The 80s were the years of my childhood and adolescence—nerdy as I was at the time, I didn’t follow contemporary literature (or politics) very closely. But looking at the bestsellers for that decade, it’s not hard to detect some of the themes that Moody is concerned about—there’s scads of Cold War thrillers (Clancy, Ludlum, Le Carre), American verities (Jakes, L’Amour, Keillor), and high-fashion glitz and romance (Steel, Collins, Krantz). But I’m not sure what, if anything, the epic bricks by Clavell, Michener, Auel, and Uris have to say about the Reagan years. (Did we stop liking massive historical novels, or did people just stop writing them?) And the same question goes for all those Stephen King books—though The Tommyknockers is infamously a product of, and commentary on, cocaine addiction, and some smart graduate student could probably spin an argument about Reagan-era South American misadventures out of it.

It’s not as easy to tease out these influences when you look at the kind of literary fiction that was embraced by critics through the decade. Looking at the New York Times Book Review‘s selections for best books during those years—imperfect benchmarking to be sure—what sticks out is an almost deliberate avoidance of political themes and messages.
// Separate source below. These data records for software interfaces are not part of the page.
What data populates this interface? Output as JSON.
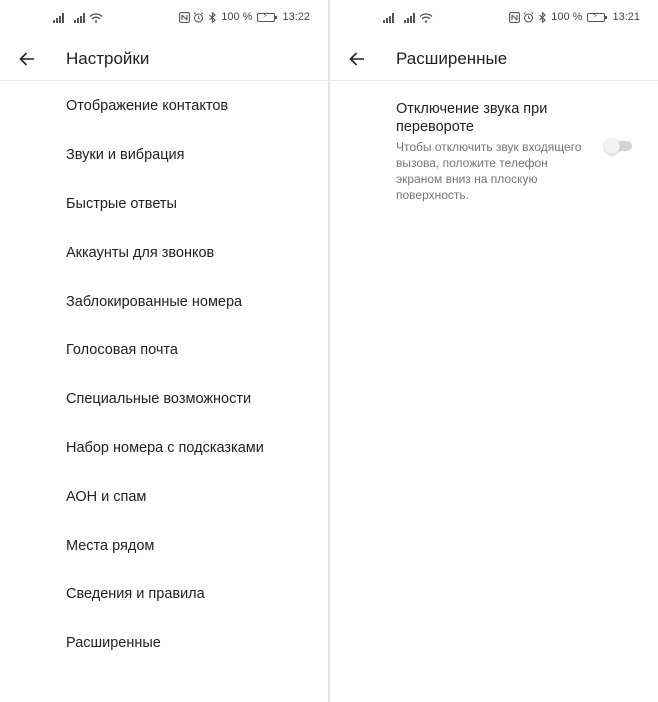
{
  "left": {
    "status": {
      "battery_pct": "100 %",
      "time": "13:22"
    },
    "title": "Настройки",
    "menu": [
      "Отображение контактов",
      "Звуки и вибрация",
      "Быстрые ответы",
      "Аккаунты для звонков",
      "Заблокированные номера",
      "Голосовая почта",
      "Специальные возможности",
      "Набор номера с подсказками",
      "АОН и спам",
      "Места рядом",
      "Сведения и правила",
      "Расширенные"
    ]
  },
  "right": {
    "status": {
      "battery_pct": "100 %",
      "time": "13:21"
    },
    "title": "Расширенные",
    "pref": {
      "title": "Отключение звука при перевороте",
      "summary": "Чтобы отключить звук входящего вызова, положите телефон экраном вниз на плоскую поверхность.",
      "enabled": false
    }
  },
  "icons": {
    "back": "arrow-left-icon",
    "signal": "signal-icon",
    "wifi": "wifi-icon",
    "nfc": "nfc-icon",
    "alarm": "alarm-icon",
    "bluetooth": "bluetooth-icon",
    "battery": "battery-icon"
  },
  "colors": {
    "background": "#ffffff",
    "text_primary": "#202124",
    "text_secondary": "#757575",
    "divider": "#e4e4e4",
    "toggle_track_off": "#d4d4d4",
    "toggle_thumb_off": "#f1f1f1"
  }
}
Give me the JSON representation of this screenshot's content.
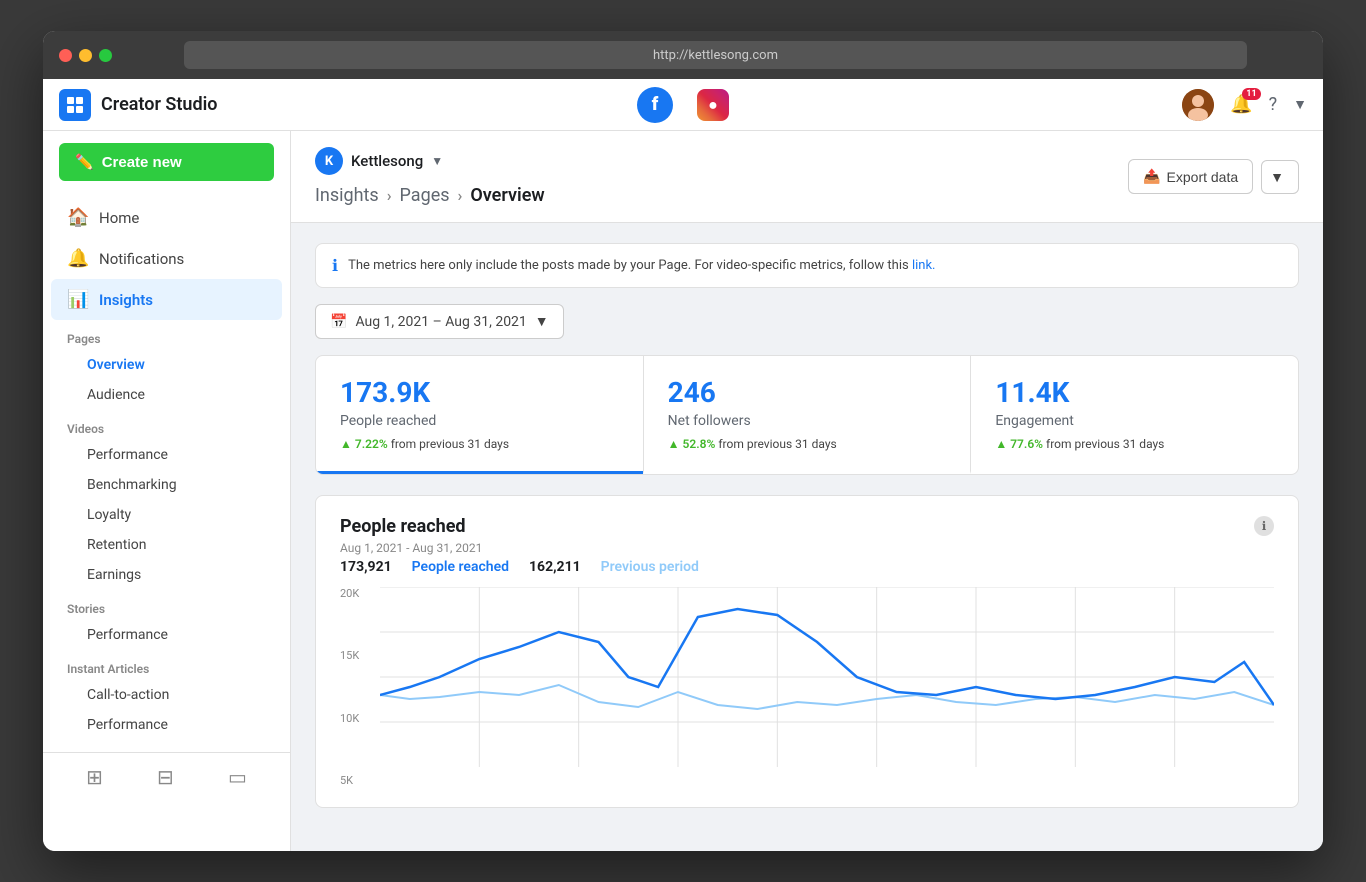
{
  "browser": {
    "url": "http://kettlesong.com"
  },
  "header": {
    "app_name": "Creator Studio",
    "logo_letter": "f",
    "notification_count": "11",
    "platform_fb": "Facebook",
    "platform_ig": "Instagram"
  },
  "sidebar": {
    "create_btn": "Create new",
    "home": "Home",
    "notifications": "Notifications",
    "insights": "Insights",
    "sections": {
      "pages": {
        "label": "Pages",
        "items": [
          "Overview",
          "Audience"
        ]
      },
      "videos": {
        "label": "Videos",
        "items": [
          "Performance",
          "Benchmarking",
          "Loyalty",
          "Retention",
          "Earnings"
        ]
      },
      "stories": {
        "label": "Stories",
        "items": [
          "Performance"
        ]
      },
      "instant_articles": {
        "label": "Instant Articles",
        "items": [
          "Call-to-action",
          "Performance"
        ]
      }
    },
    "footer_icons": [
      "grid-icon",
      "table-icon",
      "tablet-icon"
    ]
  },
  "page_selector": {
    "name": "Kettlesong",
    "initial": "K"
  },
  "breadcrumb": {
    "items": [
      "Insights",
      "Pages",
      "Overview"
    ]
  },
  "export": {
    "label": "Export data"
  },
  "info_banner": {
    "text": "The metrics here only include the posts made by your Page. For video-specific metrics, follow this",
    "link": "link."
  },
  "date_filter": {
    "value": "Aug 1, 2021 – Aug 31, 2021"
  },
  "stats": [
    {
      "value": "173.9K",
      "label": "People reached",
      "change_pct": "7.22%",
      "change_text": "from previous 31 days",
      "active": true
    },
    {
      "value": "246",
      "label": "Net followers",
      "change_pct": "52.8%",
      "change_text": "from previous 31 days",
      "active": false
    },
    {
      "value": "11.4K",
      "label": "Engagement",
      "change_pct": "77.6%",
      "change_text": "from previous 31 days",
      "active": false
    }
  ],
  "chart": {
    "title": "People reached",
    "subtitle": "Aug 1, 2021 - Aug 31, 2021",
    "current_value": "173,921",
    "current_label": "People reached",
    "prev_value": "162,211",
    "prev_label": "Previous period",
    "y_labels": [
      "20K",
      "15K",
      "10K",
      "5K"
    ],
    "colors": {
      "current": "#1877f2",
      "previous": "#90caf9"
    }
  }
}
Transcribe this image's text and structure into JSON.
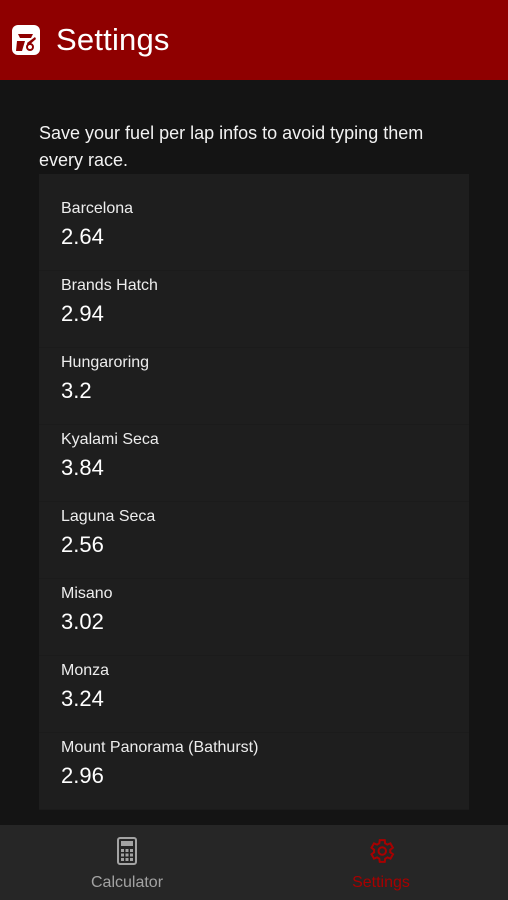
{
  "header": {
    "title": "Settings",
    "logo_icon": "fuel-app-logo-icon",
    "color": "#8f0000"
  },
  "main": {
    "intro_text": "Save your fuel per lap infos to avoid typing them every race.",
    "tracks": [
      {
        "name": "Barcelona",
        "value": "2.64"
      },
      {
        "name": "Brands Hatch",
        "value": "2.94"
      },
      {
        "name": "Hungaroring",
        "value": "3.2"
      },
      {
        "name": "Kyalami Seca",
        "value": "3.84"
      },
      {
        "name": "Laguna Seca",
        "value": "2.56"
      },
      {
        "name": "Misano",
        "value": "3.02"
      },
      {
        "name": "Monza",
        "value": "3.24"
      },
      {
        "name": "Mount Panorama (Bathurst)",
        "value": "2.96"
      }
    ]
  },
  "bottom_nav": {
    "items": [
      {
        "label": "Calculator",
        "icon": "calculator-icon",
        "active": false
      },
      {
        "label": "Settings",
        "icon": "gear-icon",
        "active": true
      }
    ],
    "active_color": "#a80000",
    "inactive_color": "#a3a3a3"
  }
}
There was plenty of affection for Raymond Carver (in 1988), Philip Roth (1981, 1983, and 1987), and John Updike (1981, 1982, and 1986), none of whom seemed especially interested in morning-in-America themes. (Rabbit Is Rich talks a lot about the economy, but given when it was written and the time in which it’s set it’s probably best considered the Great Carter-era Novel.) Same goes for the interior stories by Marilynne Robinson (1981), Peter Taylor (1985), Louise Erdrich (1985), William Kennedy (1983), and others. With the notable exception of Tom Wolfe‘s The Bonfire of the Vanities, which was met with both critical and commercial acclaim, looking at the Times‘ selections you’d think American fiction writers spent the decade unaware that the country had a president, or politics, at all.

Conspicuous in their absence from either set of lists are the “brat pack” authors like Jay McInerney, Tama Janowitz, and Bret Easton Ellis, but those authors may wind up best reflecting the era in which they emerged—certainly Ellis’ American Psycho is a potent satire of 80s consumerism, greed, and selfishness. That book came out in 1991, so perhaps it took getting out of the 80s for those writers to effectively approach it. While they were in the midst of it, they produced threadbare works like McInerney’s Story of My Life, stories that were hollow and went down easy—the “Higher Love” of American literature.

* Moody’s wrong. “Higher Love” is just innocuous. As I suggested on Twitter, the song that ought to get this prize is Europe’s “Cherokee,” which has a number of fatal flaws: It’s reminiscent of (but not as good as) the band’s biggest hit, has a hilariously insincere “social justice” lyric, and includes a keytar solo. None of which, unfortunately, keeps the song from appearing in regular rotation on XM’s otherwise unimpeachable “Hair Nation” channel.

B.E.E. Season

I’m not sure whether to be impressed or puzzled that Scott Timberg‘s lengthy attempt to reshape the debate about Bret Easton Ellis doesn’t mention that Ellis is working on a new novel. (At least, that’s what he told me.) Perhaps the L.A. Times was trying to avoid the icky, promotional-profile feel that would come along with doing a serious profile about an author’s reputation while adding the journalistic equivalent of a pop-up ad. (“Will his next novel change everything? Time will tell….”)

Update 3/23: Did I miss something? A new version of the article, which according to Google News was posted just a few hours ago, includes this sentence: “As he leaned into the argument [about Elvis Costello's Imperial Bedroom]– the album, which he called “sonically, an absolute ’80s masterpiece,” will lend its name to a new sequel to “Less Than Zero” — it was easy to see that he’s more engaged with things than he lets on.” I read the story twice the morning I saw it, with particular attention to the bit about Imperial Bedroom, since I figured that would’ve been the obvious place to mention the sequel. I’m not trying to foment some bloggy crisis, just worrying if my eyes are OK….